- Task statement
Within the records that follow, determine how many lines include the word "Dwukolumnowy". State the number and nothing further.

### Data provided

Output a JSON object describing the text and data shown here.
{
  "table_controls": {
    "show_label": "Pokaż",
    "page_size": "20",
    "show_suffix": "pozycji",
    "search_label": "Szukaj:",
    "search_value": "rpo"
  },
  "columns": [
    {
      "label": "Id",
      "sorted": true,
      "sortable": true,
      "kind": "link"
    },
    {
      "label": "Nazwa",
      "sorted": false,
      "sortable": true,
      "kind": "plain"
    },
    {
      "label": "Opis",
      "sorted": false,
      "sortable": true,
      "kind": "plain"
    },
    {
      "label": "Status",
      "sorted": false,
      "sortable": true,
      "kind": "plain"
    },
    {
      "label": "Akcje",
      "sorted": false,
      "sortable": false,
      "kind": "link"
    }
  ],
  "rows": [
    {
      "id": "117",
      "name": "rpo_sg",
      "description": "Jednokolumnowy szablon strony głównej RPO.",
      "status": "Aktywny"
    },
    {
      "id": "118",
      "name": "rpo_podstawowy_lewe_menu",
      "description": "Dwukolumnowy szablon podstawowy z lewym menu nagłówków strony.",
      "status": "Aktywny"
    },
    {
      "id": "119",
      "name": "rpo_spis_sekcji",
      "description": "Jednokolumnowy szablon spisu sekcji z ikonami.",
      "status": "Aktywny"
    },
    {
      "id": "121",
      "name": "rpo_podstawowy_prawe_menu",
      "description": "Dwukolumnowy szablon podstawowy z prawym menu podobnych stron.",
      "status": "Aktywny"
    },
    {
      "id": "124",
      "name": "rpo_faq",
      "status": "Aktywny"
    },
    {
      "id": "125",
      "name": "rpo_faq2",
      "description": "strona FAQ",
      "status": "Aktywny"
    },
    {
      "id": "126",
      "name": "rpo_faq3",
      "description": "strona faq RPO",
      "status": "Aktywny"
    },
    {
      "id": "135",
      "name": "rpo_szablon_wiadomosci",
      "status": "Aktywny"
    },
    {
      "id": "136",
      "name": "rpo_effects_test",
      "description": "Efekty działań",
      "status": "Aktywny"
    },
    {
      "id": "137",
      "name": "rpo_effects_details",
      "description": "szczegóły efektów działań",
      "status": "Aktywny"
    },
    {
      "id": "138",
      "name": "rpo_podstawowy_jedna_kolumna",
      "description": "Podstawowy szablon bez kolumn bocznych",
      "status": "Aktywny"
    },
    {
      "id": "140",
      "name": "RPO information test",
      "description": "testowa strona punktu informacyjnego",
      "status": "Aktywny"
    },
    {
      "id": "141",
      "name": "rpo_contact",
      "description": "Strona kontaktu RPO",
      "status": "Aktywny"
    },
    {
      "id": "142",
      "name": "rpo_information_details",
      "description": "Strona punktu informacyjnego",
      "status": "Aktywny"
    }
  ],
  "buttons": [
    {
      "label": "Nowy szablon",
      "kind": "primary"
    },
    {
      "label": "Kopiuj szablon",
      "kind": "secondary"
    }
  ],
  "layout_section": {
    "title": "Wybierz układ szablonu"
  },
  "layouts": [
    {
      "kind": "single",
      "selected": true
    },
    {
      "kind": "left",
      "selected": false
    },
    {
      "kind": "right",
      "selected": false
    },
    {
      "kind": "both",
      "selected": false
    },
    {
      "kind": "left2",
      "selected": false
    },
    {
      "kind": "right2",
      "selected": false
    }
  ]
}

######

- Task answer
2